It’s not light, small, or what you’d call a budget-buy. But if you regard a good night’s sleep as a worthwhile investment, the MegaMat Duo comes approved by my wife, and that’s high praise indeed!

  • Portability 3/5

  • Convenience 4/5

  • Design 5/5 

  • In use 5/5

  • Value for money 3/5

  • OVERALL SCORE 80%

Used and Abused: Victorinox Night Vision (2014)

PRICE: £570

Used by Simon Ingram, Trail Magazine editor
Used for 6 months

Lights built into watches are nothing new, but torches built into posh watches rather are. I’ll admit I became infatuated with this watch because it had the name of the best Swiss Army knife on it (which, come on, is pretty cool) and was a gizmo that struck the balance between being something I could wear on the hill without looking like I belonged in an office, and in the office without looking like I belonged on the hill. The push-button torch is actually a genuinely useful thing, when you remember it’s there. I’ve used it for a variety of practical applications on and off the hill (reading important things in the dark, rummaging in a rucksack for a headtorch, dazzling colleagues) and have to say this is far from a pointless gimmick. And the watch itself is lovely: precise, pretty and – while heavy, and with a rather fiddly strap – something to cherish. 
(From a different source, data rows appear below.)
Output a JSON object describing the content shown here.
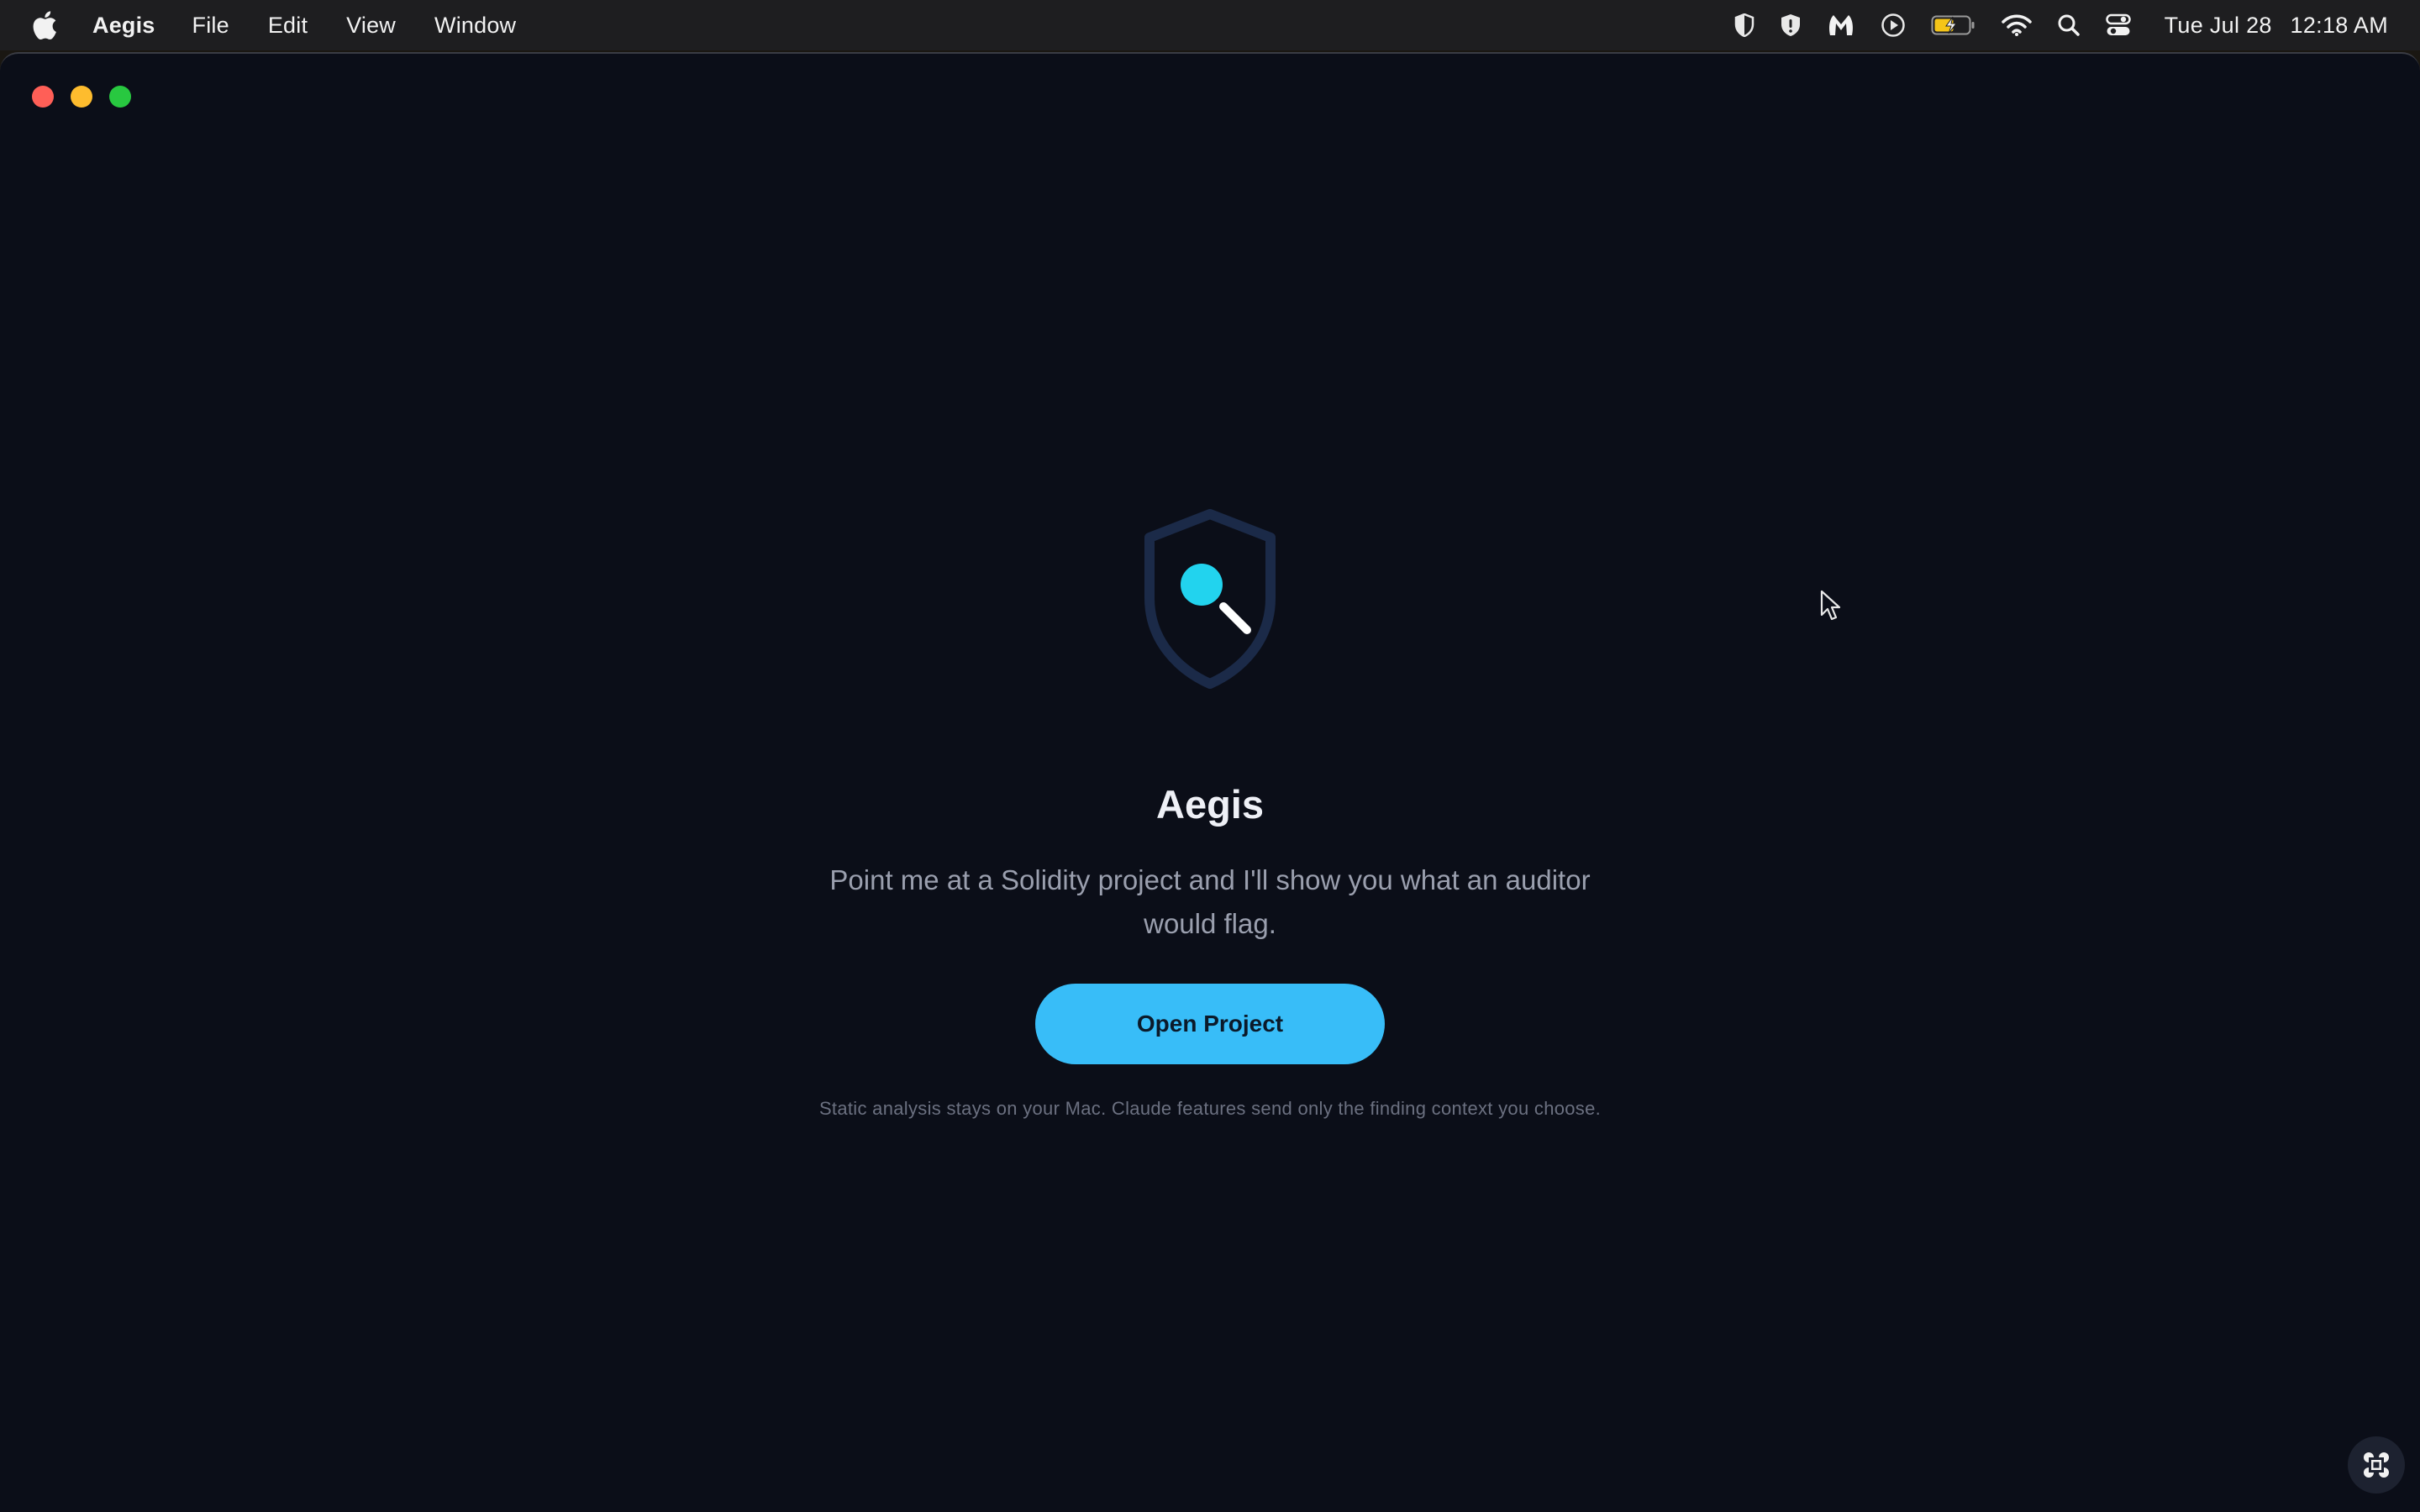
{
  "menubar": {
    "app_name": "Aegis",
    "items": [
      "File",
      "Edit",
      "View",
      "Window"
    ],
    "status_icons": [
      "shield-half-icon",
      "shield-alert-icon",
      "malwarebytes-icon",
      "play-circle-icon",
      "battery-charging-icon",
      "wifi-icon",
      "spotlight-search-icon",
      "control-center-icon"
    ],
    "clock": {
      "date": "Tue Jul 28",
      "time": "12:18 AM"
    }
  },
  "window": {
    "traffic_lights": [
      "close",
      "minimize",
      "maximize"
    ]
  },
  "main": {
    "title": "Aegis",
    "tagline": "Point me at a Solidity project and I'll show you what an auditor would flag.",
    "open_button_label": "Open Project",
    "privacy_note": "Static analysis stays on your Mac. Claude features send only the finding context you choose."
  },
  "colors": {
    "window_bg": "#0b0e18",
    "accent": "#38bdf8",
    "shield": "#1b2a48",
    "lens": "#22d3ee"
  }
}
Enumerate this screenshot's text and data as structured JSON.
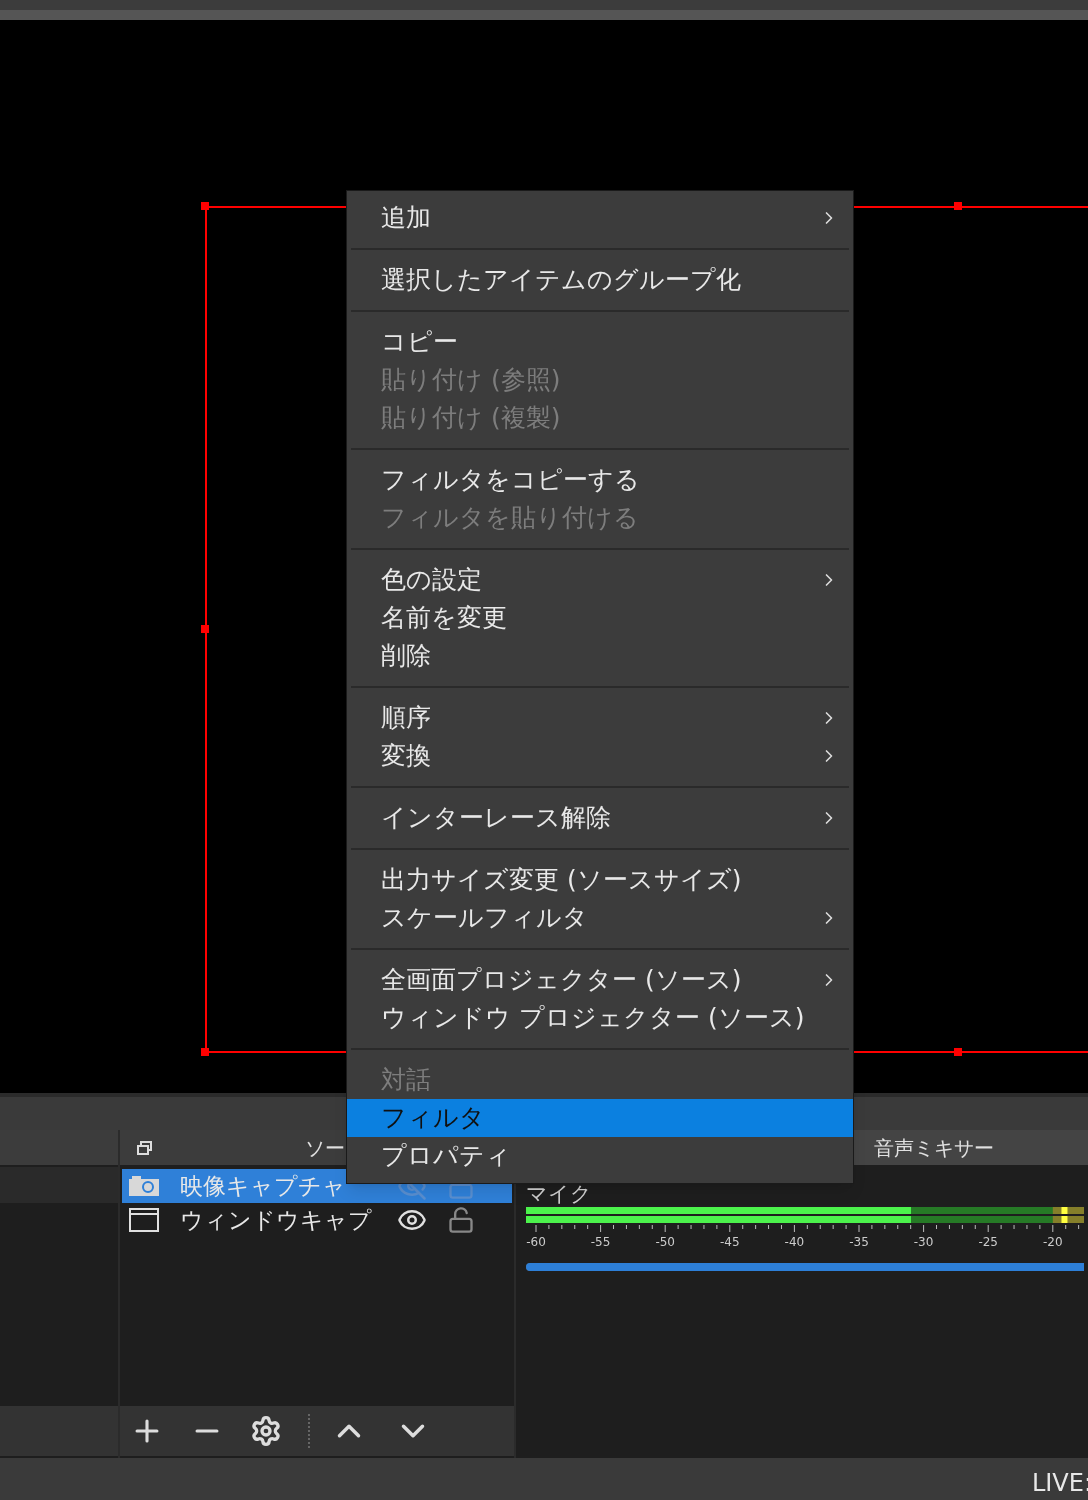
{
  "context_menu": {
    "groups": [
      {
        "items": [
          {
            "label": "追加",
            "submenu": true,
            "disabled": false,
            "selected": false
          }
        ]
      },
      {
        "items": [
          {
            "label": "選択したアイテムのグループ化",
            "submenu": false,
            "disabled": false,
            "selected": false
          }
        ]
      },
      {
        "items": [
          {
            "label": "コピー",
            "submenu": false,
            "disabled": false,
            "selected": false
          },
          {
            "label": "貼り付け (参照)",
            "submenu": false,
            "disabled": true,
            "selected": false
          },
          {
            "label": "貼り付け (複製)",
            "submenu": false,
            "disabled": true,
            "selected": false
          }
        ]
      },
      {
        "items": [
          {
            "label": "フィルタをコピーする",
            "submenu": false,
            "disabled": false,
            "selected": false
          },
          {
            "label": "フィルタを貼り付ける",
            "submenu": false,
            "disabled": true,
            "selected": false
          }
        ]
      },
      {
        "items": [
          {
            "label": "色の設定",
            "submenu": true,
            "disabled": false,
            "selected": false
          },
          {
            "label": "名前を変更",
            "submenu": false,
            "disabled": false,
            "selected": false
          },
          {
            "label": "削除",
            "submenu": false,
            "disabled": false,
            "selected": false
          }
        ]
      },
      {
        "items": [
          {
            "label": "順序",
            "submenu": true,
            "disabled": false,
            "selected": false
          },
          {
            "label": "変換",
            "submenu": true,
            "disabled": false,
            "selected": false
          }
        ]
      },
      {
        "items": [
          {
            "label": "インターレース解除",
            "submenu": true,
            "disabled": false,
            "selected": false
          }
        ]
      },
      {
        "items": [
          {
            "label": "出力サイズ変更 (ソースサイズ)",
            "submenu": false,
            "disabled": false,
            "selected": false
          },
          {
            "label": "スケールフィルタ",
            "submenu": true,
            "disabled": false,
            "selected": false
          }
        ]
      },
      {
        "items": [
          {
            "label": "全画面プロジェクター (ソース)",
            "submenu": true,
            "disabled": false,
            "selected": false
          },
          {
            "label": "ウィンドウ プロジェクター (ソース)",
            "submenu": false,
            "disabled": false,
            "selected": false
          }
        ]
      },
      {
        "items": [
          {
            "label": "対話",
            "submenu": false,
            "disabled": true,
            "selected": false
          },
          {
            "label": "フィルタ",
            "submenu": false,
            "disabled": false,
            "selected": true
          },
          {
            "label": "プロパティ",
            "submenu": false,
            "disabled": false,
            "selected": false
          }
        ]
      }
    ]
  },
  "sources_dock": {
    "title": "ソー",
    "items": [
      {
        "kind": "camera",
        "name": "映像キャプチャ",
        "selected": true,
        "visible": false,
        "locked": false
      },
      {
        "kind": "window",
        "name": "ウィンドウキャプ",
        "selected": false,
        "visible": true,
        "locked": false
      }
    ]
  },
  "audio_mixer": {
    "title": "音声ミキサー",
    "channels": [
      {
        "name": "マイク",
        "meter": {
          "level": 0.69
        },
        "peak_hold": {
          "level": 0.965
        },
        "volume": {
          "level": 1
        },
        "scale": [
          "-60",
          "-55",
          "-50",
          "-45",
          "-40",
          "-35",
          "-30",
          "-25",
          "-20"
        ]
      }
    ]
  },
  "status_bar": {
    "live": "LIVE:"
  }
}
Verdict A Swiss mountain machine that isn’t Ueli Steck.

www.victorinox.com

Originally published in Trail Magazine, 2014